** Task to complete **
Lines that include the string "true" are the ones to copy from the entries below.

BEGIN

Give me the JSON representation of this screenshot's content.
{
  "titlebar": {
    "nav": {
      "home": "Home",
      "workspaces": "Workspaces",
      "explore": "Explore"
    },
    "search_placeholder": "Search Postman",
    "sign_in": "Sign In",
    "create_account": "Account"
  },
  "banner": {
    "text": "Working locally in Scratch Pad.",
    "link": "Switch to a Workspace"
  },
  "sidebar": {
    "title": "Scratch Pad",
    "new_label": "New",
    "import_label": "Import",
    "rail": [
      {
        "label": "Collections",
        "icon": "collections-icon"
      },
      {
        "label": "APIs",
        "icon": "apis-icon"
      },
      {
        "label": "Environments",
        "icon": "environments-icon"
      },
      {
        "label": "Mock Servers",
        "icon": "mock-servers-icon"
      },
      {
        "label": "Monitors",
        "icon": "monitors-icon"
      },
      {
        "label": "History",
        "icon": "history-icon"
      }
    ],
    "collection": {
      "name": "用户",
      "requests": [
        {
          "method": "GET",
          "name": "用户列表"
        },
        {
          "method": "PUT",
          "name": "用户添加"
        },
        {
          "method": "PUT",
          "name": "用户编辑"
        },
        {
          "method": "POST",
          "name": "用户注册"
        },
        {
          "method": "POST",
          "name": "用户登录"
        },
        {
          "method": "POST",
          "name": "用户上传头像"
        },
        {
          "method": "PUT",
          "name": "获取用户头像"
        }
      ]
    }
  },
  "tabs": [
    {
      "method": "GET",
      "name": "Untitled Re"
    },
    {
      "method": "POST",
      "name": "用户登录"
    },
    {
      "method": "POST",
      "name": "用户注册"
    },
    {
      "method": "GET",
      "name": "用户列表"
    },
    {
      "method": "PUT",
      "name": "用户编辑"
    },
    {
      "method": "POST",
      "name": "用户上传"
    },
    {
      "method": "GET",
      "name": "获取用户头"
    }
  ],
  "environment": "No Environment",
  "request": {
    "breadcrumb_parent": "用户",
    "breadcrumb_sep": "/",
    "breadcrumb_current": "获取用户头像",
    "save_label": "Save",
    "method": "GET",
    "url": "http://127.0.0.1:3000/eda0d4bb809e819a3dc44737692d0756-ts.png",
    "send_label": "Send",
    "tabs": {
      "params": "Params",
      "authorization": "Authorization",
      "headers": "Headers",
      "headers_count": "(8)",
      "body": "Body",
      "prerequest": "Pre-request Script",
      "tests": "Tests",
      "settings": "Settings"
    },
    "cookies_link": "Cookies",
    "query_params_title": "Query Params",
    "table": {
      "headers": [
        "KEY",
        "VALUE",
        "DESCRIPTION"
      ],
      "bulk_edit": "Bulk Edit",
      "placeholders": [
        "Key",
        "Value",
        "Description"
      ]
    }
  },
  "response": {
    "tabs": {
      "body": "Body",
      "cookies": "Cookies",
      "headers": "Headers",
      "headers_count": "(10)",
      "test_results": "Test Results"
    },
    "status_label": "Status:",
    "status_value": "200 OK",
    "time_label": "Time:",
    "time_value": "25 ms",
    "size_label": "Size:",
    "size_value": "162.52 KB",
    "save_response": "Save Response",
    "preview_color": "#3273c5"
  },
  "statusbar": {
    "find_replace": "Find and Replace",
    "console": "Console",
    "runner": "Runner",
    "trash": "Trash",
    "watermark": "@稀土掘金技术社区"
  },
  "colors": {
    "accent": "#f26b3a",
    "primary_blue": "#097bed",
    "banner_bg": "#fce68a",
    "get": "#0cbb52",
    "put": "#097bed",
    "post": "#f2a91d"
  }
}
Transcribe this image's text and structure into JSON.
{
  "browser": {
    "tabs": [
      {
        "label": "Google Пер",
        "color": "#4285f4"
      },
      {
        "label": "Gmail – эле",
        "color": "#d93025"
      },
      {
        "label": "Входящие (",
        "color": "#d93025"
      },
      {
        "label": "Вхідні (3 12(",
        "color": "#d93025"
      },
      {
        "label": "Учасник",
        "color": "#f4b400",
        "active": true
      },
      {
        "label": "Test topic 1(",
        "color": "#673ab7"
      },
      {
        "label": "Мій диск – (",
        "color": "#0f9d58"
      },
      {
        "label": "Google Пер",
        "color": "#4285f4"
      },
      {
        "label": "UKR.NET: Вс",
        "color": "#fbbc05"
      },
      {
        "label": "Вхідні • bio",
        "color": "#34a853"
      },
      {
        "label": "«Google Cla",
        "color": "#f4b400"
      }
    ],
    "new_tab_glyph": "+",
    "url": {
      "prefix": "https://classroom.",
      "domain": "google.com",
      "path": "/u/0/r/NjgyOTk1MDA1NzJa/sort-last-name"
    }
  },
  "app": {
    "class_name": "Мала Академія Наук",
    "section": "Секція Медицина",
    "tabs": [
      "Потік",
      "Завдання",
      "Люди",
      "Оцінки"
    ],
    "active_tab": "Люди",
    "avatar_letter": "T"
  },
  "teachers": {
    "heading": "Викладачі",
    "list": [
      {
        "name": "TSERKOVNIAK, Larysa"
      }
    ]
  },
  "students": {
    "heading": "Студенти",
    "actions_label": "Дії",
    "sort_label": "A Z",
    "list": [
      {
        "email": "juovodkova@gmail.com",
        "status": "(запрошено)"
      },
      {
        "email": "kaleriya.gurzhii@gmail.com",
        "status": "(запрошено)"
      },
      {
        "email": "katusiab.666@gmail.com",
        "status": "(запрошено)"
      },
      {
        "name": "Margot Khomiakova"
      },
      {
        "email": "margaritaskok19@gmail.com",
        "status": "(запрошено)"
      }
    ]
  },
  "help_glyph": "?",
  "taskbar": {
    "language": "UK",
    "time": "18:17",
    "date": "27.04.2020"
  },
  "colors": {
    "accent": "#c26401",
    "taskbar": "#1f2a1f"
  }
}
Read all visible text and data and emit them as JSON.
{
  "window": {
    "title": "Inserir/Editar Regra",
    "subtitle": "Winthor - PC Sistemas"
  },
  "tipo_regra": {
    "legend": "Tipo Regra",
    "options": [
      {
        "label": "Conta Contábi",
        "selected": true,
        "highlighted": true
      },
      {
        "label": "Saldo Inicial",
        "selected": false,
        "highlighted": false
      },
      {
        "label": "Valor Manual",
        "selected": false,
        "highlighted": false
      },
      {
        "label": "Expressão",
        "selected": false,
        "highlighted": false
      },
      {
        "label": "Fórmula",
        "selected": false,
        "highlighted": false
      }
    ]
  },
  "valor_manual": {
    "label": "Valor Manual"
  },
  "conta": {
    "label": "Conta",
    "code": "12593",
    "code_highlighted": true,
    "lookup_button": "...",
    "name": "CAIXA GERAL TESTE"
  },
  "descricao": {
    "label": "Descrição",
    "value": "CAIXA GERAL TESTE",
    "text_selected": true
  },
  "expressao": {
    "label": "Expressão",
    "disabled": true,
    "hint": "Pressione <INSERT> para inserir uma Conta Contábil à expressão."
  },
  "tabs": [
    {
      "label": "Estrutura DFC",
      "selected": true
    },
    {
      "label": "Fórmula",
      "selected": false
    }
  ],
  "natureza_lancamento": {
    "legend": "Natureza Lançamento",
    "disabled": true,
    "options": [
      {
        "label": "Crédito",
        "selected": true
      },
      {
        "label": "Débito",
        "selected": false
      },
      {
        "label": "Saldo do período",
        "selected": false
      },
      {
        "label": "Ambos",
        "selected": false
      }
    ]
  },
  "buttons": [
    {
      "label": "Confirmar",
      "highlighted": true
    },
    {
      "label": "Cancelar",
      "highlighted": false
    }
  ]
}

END

** The completed task **
        "active": true
        "selected": true,
        "highlighted": true
    "code_highlighted": true,
    "text_selected": true
    "disabled": true,
      "selected": true
    "disabled": true,
        "selected": true
      "highlighted": true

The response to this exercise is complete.